“I was in disbelief (to receive the award). Just to be in the company of the kind of people that have received this award before … I was stunned,” Coleman said.
The award was presented by the Society for the Scientific Study of Sexuality, an international organization that dedicates itself to the advancement and exploration of sexuality issues.
Each year an SSSS committee board nominates several candidates to receive the award, which is then given to one individual.
“Eli Coleman was selected for his years of service to the nation in the field of sexology,” said David Fleming, SSSS executive director.
“He is one of the premier researchers in the nation and very deserving of this award,” he said.

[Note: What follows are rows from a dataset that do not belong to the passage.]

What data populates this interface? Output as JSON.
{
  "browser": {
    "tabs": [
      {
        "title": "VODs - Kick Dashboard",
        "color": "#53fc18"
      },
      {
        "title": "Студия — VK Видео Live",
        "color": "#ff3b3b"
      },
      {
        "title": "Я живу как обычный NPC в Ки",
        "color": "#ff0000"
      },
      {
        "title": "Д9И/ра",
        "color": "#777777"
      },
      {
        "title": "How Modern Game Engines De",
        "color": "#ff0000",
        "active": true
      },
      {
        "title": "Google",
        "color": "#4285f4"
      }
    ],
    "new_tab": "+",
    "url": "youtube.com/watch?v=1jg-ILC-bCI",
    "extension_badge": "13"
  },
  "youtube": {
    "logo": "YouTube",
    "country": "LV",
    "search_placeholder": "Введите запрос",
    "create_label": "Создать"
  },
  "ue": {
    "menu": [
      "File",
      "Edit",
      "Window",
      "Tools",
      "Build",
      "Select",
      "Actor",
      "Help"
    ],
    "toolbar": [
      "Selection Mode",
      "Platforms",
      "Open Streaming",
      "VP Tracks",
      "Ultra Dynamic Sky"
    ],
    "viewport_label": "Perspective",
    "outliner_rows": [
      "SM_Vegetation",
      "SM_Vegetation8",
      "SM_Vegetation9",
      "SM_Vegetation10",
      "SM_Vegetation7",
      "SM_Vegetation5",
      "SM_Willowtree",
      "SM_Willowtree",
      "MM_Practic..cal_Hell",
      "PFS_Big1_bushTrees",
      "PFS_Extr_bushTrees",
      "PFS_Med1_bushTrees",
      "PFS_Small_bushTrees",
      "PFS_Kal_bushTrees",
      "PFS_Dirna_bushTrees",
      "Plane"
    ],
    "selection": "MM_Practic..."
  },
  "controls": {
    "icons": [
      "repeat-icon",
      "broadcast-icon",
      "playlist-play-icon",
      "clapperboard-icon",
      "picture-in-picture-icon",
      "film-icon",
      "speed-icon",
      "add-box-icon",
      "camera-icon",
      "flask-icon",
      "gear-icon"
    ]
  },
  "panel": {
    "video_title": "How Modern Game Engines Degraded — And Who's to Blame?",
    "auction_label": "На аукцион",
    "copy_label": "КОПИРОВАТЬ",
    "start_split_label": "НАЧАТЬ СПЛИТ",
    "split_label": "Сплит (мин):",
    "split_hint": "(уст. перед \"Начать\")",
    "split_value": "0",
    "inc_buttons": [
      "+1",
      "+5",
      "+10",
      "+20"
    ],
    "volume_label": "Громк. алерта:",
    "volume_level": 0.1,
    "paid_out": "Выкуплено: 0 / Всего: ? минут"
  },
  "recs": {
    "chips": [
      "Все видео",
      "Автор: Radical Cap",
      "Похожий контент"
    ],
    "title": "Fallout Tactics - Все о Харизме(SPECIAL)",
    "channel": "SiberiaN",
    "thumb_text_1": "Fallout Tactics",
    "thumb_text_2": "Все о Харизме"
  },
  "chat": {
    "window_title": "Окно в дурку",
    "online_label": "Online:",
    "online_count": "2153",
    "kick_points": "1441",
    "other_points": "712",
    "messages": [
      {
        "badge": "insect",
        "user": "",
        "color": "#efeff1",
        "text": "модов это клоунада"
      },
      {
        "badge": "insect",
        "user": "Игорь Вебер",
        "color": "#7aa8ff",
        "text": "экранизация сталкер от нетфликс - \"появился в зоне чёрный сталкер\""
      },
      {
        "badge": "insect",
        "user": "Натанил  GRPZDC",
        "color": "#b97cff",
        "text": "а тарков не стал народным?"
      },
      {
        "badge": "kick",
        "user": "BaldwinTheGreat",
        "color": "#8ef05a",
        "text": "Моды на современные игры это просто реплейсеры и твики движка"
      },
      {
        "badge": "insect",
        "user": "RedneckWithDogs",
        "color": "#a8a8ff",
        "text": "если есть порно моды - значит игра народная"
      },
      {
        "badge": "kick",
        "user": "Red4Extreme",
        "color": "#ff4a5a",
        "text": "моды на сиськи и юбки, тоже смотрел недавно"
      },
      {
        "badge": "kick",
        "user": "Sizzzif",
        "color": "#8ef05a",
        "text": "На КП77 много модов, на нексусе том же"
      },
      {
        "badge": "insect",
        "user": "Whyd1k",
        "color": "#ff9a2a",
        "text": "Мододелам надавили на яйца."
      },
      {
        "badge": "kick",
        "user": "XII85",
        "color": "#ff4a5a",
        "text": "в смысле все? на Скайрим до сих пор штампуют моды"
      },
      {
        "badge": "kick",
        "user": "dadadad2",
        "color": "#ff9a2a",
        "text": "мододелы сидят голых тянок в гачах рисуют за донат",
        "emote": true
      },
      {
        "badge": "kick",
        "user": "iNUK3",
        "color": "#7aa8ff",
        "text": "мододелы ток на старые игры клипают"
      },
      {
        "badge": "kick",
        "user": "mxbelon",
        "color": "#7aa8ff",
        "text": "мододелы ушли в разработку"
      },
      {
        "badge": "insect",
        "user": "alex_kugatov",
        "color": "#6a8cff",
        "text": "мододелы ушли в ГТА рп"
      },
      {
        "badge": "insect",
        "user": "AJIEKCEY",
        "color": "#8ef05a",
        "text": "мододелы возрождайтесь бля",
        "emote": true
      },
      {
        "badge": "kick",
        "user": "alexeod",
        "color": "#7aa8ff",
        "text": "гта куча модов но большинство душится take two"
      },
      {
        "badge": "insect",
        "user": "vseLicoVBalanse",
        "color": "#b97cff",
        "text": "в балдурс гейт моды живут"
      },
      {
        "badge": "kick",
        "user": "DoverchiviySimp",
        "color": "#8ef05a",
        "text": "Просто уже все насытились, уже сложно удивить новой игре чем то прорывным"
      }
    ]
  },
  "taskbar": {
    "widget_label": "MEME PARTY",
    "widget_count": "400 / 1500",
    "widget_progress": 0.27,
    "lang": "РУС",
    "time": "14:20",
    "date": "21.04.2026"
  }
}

Coleman is the current president of the World Association for Sexology and the Harry Benjamin International Gender Dysphoria Association. He also serves as editor for the Journal of Psychology of Human Sexuality and the International Journal of Transgenderism.

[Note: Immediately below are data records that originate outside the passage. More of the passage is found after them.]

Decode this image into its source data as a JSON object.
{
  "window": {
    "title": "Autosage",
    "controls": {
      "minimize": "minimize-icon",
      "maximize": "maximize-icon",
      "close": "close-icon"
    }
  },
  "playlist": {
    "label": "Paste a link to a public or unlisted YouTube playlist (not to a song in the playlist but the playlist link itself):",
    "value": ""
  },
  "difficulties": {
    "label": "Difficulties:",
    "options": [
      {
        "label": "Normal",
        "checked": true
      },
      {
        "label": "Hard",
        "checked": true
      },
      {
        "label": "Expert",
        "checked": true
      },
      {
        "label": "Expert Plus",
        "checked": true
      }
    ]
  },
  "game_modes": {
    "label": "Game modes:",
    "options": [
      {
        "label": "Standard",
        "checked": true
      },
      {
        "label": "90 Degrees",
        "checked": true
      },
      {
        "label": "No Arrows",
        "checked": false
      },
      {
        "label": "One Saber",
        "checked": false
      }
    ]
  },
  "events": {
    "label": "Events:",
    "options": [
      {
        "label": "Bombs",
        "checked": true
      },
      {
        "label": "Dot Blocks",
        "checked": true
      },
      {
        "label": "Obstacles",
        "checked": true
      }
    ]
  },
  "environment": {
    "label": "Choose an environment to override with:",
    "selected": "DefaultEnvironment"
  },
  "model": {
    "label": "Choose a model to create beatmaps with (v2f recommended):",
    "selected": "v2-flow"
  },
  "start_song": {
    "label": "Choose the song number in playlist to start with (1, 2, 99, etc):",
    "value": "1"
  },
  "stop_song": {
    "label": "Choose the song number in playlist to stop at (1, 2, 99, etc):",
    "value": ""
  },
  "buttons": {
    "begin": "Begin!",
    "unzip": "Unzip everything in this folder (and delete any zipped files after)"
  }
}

“As a psychologist, I was very aware of sexual problems and the little amount of scientific literature (about them),” Coleman said.
“It was a great new territory to explore. I’ve been able to improve treatment and to see that spread around the world is very gratifying,” he added.
While at the University, Coleman counsels patients, conducts research and teaches workshops and seminars in sexuality.
“He’s delightful to work with,” said Walter Bockting, coordinator of transgender services at the Program in Human Sexuality.
“He’s a team player and what he contributes is always very eye-opening. He’s done ground-breaking work and his broad understanding of human sexuality has really influenced my work,” Bockting said.
Coleman also heads the Program in Human Sexuality at the University — a program he hopes will continue in a positive direction.
“Our program has been a leader in the field for 30 years … Our faculty is being called upon to address many issues and we’re continually viewed as an important resource,” Coleman said.
Along with his other affiliations, Coleman is currently involved with the World Health Organization in an effort to create an international sexual health recommendation which will develop a strategy for dealing with sexual health problems.
Coleman hopes international exposure to issues in sexual health will create an awareness of current existing problems and also give the field of sexology an opportunity to grow.
“Sexology is an interdisciplinary study and I’m hoping it will have more of an impact on public policy and promote a sexually healthier world,” Coleman said.

Melinda Rogers welcomes comments at [email protected]